Top of PROVIDED DATA

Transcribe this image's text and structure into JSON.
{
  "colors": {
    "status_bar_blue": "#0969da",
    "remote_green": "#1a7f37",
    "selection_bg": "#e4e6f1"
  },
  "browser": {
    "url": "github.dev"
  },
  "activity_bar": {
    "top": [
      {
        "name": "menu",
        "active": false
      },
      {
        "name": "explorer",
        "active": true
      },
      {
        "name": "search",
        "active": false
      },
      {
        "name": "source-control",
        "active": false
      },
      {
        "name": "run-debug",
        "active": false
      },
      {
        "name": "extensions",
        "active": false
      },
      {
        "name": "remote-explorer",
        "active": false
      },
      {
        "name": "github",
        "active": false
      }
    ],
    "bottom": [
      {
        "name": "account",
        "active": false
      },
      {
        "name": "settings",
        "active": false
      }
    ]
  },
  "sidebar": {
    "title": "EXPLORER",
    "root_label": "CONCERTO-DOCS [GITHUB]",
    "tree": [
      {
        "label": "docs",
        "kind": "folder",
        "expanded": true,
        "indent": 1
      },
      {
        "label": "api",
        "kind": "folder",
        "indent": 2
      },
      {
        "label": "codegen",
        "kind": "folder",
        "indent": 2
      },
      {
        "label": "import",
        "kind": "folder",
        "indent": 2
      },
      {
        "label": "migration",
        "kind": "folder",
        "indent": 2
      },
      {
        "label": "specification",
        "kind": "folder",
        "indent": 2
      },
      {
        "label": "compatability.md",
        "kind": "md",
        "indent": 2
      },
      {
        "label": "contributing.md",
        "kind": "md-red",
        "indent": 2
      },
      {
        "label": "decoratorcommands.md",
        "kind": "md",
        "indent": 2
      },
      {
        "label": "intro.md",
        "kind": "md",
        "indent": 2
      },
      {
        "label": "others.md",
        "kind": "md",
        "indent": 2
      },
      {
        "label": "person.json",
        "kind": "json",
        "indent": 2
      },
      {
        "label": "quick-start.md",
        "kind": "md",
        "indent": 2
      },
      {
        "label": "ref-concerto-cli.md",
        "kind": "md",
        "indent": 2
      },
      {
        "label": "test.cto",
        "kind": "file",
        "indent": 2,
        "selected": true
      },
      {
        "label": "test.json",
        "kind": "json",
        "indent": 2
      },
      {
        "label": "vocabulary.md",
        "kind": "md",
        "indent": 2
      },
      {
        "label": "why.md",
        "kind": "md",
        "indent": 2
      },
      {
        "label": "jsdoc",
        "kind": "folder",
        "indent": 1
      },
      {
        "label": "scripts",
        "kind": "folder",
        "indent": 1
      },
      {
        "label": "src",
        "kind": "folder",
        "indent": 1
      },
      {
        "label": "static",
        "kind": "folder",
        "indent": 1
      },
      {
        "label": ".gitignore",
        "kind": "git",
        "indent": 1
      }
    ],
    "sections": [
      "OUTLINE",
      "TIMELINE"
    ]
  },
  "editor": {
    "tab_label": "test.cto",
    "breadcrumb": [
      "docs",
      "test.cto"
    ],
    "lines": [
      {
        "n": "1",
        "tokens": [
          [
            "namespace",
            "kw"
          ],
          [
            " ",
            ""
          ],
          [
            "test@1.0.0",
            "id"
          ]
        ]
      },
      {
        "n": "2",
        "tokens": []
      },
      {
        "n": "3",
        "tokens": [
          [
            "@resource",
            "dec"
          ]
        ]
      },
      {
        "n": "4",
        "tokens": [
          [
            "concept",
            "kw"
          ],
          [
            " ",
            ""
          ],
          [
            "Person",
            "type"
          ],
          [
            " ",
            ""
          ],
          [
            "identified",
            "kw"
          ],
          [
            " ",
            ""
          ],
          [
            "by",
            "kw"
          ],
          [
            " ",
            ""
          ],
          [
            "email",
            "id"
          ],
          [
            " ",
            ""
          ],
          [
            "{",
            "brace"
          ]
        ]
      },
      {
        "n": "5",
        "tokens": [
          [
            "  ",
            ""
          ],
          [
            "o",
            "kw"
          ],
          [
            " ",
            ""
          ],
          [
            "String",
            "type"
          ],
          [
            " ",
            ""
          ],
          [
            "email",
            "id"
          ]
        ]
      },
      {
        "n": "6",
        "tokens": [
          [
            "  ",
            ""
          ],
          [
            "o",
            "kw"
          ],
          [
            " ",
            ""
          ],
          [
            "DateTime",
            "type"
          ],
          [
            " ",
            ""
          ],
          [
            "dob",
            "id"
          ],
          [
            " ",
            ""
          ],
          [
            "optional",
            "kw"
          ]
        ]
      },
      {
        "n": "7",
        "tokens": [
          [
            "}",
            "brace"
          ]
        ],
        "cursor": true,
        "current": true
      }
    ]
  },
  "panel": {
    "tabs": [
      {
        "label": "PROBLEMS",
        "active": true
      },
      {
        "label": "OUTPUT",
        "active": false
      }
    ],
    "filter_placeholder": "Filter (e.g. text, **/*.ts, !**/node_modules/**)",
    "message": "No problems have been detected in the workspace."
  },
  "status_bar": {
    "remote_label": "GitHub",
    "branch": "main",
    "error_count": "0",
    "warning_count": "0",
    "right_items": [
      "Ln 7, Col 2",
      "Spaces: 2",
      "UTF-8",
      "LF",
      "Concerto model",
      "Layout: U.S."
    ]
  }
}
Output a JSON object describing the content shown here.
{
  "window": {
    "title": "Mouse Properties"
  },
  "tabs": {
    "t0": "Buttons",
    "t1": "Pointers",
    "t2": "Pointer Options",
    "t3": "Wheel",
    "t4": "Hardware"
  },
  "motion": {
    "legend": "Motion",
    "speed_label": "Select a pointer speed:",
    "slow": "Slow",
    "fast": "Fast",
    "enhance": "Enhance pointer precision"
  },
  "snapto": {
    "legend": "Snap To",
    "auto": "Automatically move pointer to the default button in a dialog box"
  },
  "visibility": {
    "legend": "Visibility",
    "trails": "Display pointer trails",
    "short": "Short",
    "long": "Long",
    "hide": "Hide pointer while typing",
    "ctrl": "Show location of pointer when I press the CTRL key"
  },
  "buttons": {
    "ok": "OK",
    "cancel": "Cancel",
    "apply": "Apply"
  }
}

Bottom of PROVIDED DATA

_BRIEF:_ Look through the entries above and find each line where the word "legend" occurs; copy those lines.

_FINISHED TASK:_
    "legend": "Motion",
    "legend": "Snap To",
    "legend": "Visibility",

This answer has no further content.